Goal of the exercise
All lines in the data that hold the word "this" need copying.

Dataset entries

--------------------------------------------------

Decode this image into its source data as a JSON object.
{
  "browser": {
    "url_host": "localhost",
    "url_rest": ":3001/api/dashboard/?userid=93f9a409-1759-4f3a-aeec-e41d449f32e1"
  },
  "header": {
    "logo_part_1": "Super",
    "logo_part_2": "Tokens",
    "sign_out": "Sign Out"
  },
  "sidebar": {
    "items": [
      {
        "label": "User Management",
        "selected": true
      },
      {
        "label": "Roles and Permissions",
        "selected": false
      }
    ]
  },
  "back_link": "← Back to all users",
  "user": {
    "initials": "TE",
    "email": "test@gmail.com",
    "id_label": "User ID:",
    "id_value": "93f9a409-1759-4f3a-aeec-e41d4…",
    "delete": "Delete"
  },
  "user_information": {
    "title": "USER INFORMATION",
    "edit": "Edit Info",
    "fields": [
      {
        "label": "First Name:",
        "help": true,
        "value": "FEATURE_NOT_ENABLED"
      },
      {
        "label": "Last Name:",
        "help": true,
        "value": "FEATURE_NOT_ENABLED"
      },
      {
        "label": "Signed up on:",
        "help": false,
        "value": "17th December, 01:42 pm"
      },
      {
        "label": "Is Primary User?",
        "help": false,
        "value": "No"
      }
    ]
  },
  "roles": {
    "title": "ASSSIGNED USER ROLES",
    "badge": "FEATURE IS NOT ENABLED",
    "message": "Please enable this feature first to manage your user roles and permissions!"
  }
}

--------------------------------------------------

Task response
Decode this image into its source data as a JSON object.
    "message": "Please enable this feature first to manage your user roles and permissions!"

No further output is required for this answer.